April 01, 2006

Oh what a tangled web.

In an excellent piece in the National Journal, Murray Waas reports that, before the invasion of Iraq, Dubya was warned warned several times that Saddam Hussein's much ballyhooed purchases of high-strength aluminum tubes likely didn't have anything to do with building nuclear weapons. Those aluminum tubes were cited publicly by both Dubya and Secretary of State Colin Powell as part of the reason why toppling Saddam Hussein was necessary.

Saddam's aluminum tubes

The sinister aluminum tubes.
[Undated photo from US Department of State]

[Deputy National Security Adviser Stephen] Hadley was particularly concerned that the public might learn of a classified one-page summary of a National Intelligence Estimate, specifically written for Bush in October 2002. The summary said that although "most agencies judge" that the aluminum tubes were "related to a uranium enrichment effort," the State Department's Bureau of Intelligence and Research and the Energy Department's intelligence branch "believe that the tubes more likely are intended for conventional weapons."

Three months after receiving that assessment, the president stated without qualification in his January 28, 2003, State of the Union address: "The British government has learned that Saddam Hussein recently sought significant quantities of uranium from Africa. Our intelligence sources tell us that he has attempted to purchase high-strength aluminum tubes suitable for nuclear weapons production."

The previously undisclosed review by Hadley was part of a damage-control effort launched after former Ambassador Joseph C. Wilson IV alleged that Bush's claims regarding the uranium were not true. The CIA had sent Wilson to the African nation of Niger in 2002 to investigate the purported procurement efforts by Iraq; he reported that they were most likely a hoax.

Just this material would be enough to make Waas' story important, but there's more. According to Waas, the outing of CIA operative Valerie Plame — who's married to Joseph Wilson — was part of a larger scheme to keep the public from knowing that one of the prez's main rationales for going to war had been challenged — at least until after Dubya could be re-elected.

It's a complicated story and Waas' piece is dense, but it's essential reading. So go read it.

If you have trouble connecting all the dots, you should also look at the BooMan's annotated version of the Waas piece over here.

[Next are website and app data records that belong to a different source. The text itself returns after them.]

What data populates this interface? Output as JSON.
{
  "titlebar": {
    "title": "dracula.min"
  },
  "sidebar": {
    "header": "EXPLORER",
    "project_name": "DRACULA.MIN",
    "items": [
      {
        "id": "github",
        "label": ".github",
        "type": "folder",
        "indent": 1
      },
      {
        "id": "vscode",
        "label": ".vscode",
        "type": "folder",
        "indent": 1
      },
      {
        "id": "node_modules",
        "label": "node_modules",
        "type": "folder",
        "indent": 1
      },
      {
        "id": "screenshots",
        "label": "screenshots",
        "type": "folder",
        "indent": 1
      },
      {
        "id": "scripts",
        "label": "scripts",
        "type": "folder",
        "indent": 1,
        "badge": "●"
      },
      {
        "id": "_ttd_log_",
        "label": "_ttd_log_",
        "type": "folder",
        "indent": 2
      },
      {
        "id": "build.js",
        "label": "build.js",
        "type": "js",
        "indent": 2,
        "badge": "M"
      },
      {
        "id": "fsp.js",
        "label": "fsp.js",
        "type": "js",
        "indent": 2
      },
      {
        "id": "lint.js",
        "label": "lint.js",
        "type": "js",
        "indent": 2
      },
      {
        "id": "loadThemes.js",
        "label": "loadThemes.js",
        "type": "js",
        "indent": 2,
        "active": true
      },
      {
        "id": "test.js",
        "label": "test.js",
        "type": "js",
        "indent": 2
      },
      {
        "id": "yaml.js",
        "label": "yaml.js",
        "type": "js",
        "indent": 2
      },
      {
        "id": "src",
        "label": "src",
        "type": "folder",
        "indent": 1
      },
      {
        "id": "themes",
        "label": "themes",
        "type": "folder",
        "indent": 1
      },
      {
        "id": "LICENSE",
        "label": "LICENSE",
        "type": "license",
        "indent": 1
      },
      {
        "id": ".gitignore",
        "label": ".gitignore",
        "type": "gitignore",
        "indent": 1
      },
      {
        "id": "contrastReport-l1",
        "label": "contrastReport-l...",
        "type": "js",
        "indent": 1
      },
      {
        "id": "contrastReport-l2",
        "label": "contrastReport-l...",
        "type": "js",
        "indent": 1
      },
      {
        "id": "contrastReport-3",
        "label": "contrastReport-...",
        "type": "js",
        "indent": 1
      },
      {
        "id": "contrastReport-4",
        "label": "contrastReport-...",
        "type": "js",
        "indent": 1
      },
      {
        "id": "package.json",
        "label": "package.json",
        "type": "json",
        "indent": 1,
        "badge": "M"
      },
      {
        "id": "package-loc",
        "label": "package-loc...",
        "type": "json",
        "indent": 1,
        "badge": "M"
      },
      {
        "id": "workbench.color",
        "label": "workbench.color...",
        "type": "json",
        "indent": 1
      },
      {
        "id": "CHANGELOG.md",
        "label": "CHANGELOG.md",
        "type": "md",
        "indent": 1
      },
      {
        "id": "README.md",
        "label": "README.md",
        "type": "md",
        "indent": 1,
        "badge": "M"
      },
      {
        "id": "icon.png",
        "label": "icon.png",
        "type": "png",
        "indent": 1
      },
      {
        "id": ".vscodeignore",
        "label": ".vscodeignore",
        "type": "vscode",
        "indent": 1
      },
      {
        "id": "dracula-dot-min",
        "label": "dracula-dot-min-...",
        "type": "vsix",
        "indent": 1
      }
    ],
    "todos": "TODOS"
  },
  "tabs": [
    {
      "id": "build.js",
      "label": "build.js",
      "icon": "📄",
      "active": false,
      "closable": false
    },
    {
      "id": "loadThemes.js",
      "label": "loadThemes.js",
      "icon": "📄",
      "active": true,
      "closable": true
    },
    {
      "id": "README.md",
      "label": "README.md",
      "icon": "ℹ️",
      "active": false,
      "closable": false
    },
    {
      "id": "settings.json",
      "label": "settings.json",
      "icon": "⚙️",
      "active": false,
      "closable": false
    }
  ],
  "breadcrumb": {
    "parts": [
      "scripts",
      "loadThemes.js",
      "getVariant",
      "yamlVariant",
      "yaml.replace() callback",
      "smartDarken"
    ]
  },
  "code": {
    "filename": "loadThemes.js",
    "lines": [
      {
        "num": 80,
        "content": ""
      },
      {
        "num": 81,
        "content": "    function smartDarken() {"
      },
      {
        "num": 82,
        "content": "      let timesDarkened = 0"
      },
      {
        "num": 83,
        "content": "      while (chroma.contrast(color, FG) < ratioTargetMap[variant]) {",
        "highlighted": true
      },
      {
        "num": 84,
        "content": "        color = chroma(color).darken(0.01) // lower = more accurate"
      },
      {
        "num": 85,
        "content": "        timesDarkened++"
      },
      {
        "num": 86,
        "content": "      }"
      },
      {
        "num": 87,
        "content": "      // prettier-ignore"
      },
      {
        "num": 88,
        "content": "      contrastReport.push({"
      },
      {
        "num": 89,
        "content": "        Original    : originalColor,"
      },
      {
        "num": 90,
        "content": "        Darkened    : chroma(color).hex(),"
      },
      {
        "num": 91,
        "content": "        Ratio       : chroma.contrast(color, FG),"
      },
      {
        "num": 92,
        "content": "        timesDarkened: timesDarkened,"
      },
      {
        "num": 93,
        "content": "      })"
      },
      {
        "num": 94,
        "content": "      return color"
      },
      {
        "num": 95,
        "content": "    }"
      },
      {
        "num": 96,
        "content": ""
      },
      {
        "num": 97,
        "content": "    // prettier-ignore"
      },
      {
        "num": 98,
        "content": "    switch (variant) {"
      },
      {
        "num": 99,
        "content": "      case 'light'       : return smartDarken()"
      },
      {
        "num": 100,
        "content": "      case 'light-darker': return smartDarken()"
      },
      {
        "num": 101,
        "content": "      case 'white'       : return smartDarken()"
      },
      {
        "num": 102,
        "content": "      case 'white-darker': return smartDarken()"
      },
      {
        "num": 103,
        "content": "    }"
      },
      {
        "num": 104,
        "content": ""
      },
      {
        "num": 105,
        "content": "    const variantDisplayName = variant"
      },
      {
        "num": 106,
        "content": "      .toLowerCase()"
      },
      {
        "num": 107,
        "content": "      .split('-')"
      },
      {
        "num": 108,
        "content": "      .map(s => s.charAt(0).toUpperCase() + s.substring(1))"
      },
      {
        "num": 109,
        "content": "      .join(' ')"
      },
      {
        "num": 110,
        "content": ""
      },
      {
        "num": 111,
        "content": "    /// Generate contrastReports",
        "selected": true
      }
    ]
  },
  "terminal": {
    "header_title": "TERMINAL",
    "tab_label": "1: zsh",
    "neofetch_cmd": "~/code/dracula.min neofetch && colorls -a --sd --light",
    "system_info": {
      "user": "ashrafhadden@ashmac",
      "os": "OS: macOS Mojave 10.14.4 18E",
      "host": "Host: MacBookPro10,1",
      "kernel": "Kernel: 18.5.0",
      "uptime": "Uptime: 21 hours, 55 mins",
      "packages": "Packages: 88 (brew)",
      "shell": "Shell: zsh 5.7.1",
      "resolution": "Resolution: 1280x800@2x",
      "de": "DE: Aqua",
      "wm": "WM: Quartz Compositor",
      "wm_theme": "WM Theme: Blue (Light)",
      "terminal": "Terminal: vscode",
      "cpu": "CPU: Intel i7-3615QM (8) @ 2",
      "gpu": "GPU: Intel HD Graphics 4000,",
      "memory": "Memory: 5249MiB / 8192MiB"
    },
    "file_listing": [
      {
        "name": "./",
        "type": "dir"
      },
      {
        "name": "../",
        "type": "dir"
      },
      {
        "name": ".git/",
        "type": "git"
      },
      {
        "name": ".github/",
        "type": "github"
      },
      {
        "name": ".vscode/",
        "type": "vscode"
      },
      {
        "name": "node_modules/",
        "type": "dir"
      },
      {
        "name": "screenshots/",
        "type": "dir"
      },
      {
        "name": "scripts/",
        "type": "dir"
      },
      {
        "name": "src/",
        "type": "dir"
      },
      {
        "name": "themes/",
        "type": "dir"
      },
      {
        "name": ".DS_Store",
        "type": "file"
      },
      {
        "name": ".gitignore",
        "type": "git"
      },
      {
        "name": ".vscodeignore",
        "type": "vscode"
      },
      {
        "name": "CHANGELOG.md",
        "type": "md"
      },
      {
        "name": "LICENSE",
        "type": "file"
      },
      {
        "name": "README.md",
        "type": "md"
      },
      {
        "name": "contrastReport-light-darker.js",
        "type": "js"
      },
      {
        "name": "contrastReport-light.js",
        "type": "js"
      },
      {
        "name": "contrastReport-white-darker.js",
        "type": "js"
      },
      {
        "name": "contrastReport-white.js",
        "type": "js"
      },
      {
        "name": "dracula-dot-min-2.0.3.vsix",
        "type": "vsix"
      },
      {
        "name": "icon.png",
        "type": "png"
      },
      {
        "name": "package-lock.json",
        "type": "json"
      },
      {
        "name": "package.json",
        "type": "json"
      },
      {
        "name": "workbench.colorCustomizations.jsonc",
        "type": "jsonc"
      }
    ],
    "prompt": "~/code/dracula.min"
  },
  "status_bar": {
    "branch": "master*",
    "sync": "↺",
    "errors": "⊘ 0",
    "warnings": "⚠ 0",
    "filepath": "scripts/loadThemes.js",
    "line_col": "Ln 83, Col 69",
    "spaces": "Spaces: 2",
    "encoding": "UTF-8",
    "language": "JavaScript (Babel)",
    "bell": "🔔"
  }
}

Posted by Magpie at April 1, 2006 02:06 PM | Iraq | Technorati links |

Waas and Boo Man (spook)

'was part of a larger scheme to keep the public from knowing'

Posted by: anonymous at April 2, 2006 10:16 AM